Versailles funeral home owner Steve Ward should be penalized in light of his 2012 guilty plea to sexual misconduct with a minor, an attorney for the Kentucky Board of Embalmers and Funeral Directors argued Tuesday.
"I believe that his license should be revoked permanently," said Kathleen Kearney Schell.
But Debra Dawahare, Ward's attorney, argued that Ward has "suffered sufficiently for the misdemeanor he pled to," and asked the five-member board to "not penalize him."
"Many in the community felt he was railroaded," Dawahare said.
The closing arguments came at the end of a two-day hearing in Lexington before the board, whose primary purpose is to protect consumers and to license funeral directors and funeral homes. The board's decision will not be made public until a signed order is entered into the record, said hearing officer Susan Durant. That could take days or weeks.
Under state law, the board appointed by the governor has authority to take action against a funeral director "committing any act which constitutes unprofessional, fraudulent, misleading, corrupt, deceptive or dishonest conduct."
Ward, owner of Blackburn and Ward Funeral Home in Versailles, was granted shock probation in September after serving nearly four months of a year-long sentence for sexual misconduct, a misdemeanor. Ward pleaded guilty in May to engaging in "deviant sexual intercourse" with a 14-year-old boy. Five other counts of third-degree sodomy were dismissed.

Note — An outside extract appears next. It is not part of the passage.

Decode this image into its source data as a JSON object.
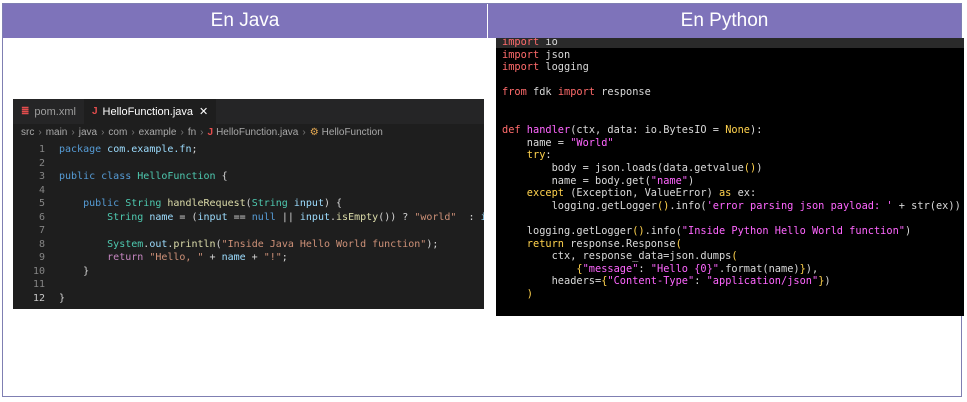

Despite the guilty plea, Ward "maintains his innocence" and "has asserted that he entered his guilty plea to avoid more serious charges," according to records filed with Frankfort Circuit Court.
The documents were filed in Frankfort, home of the board office, when Ward sought to continue the administrative hearing to another date. But Franklin Circuit Judge Thomas Wingate issued an order Monday that the Lexington hearing should proceed.
Dawahare said in her closing argument that Ward made a decision "to avoid a trial that could have gone either way, so, faced with that choice, he agreed to a deal."
Ward "now faces the possibility of losing a license to practice in his profession," Dawahare said.
"Steve is a good man, generous to a fault," she added.
Special Judge Bill Clouse, who presided over the criminal case, didn't view Ward as a threat to anyone in approving shock probation and early release from jail, Dawahare said. If Ward had brought dishonor to the funeral profession, "his own community would have risen up against him," Dawahare said.
Instead, the community continues to support Ward and to patronize the funeral home, she said.
Ward was Woodford County coroner for 20 years but lost a bid for re-election in 2010 to Ronald Eugene Owens.
Schell, the board attorney, argued that even though this was Ward's first time before the panel, it is one of "the most serious and egregious" cases to come before the group.
"No testimony has been given here that there was anything false or anything to be gained by the young man except maybe justice," Schell said.
Before closing arguments, the board also heard from character witnesses who praised Ward, including the Rev. Rebecca Peterson, assistant pastor at Versailles United Methodist Church. Ward attends services there.
"I think people who know Steve don't believe those charges are true," Peterson said.
Even if the board finds that Ward acted unprofessionally and revokes his license, the funeral home could still operate if there are other employees who are licensed embalmers and funeral directors to operate it, Schell said.
If the decision goes against him, Ward could also appeal to the Franklin Circuit Court.
The hearing coincided with the mid-winter conference of the Funeral Directors Association of Kentucky at the Hilton Lexington Downtown.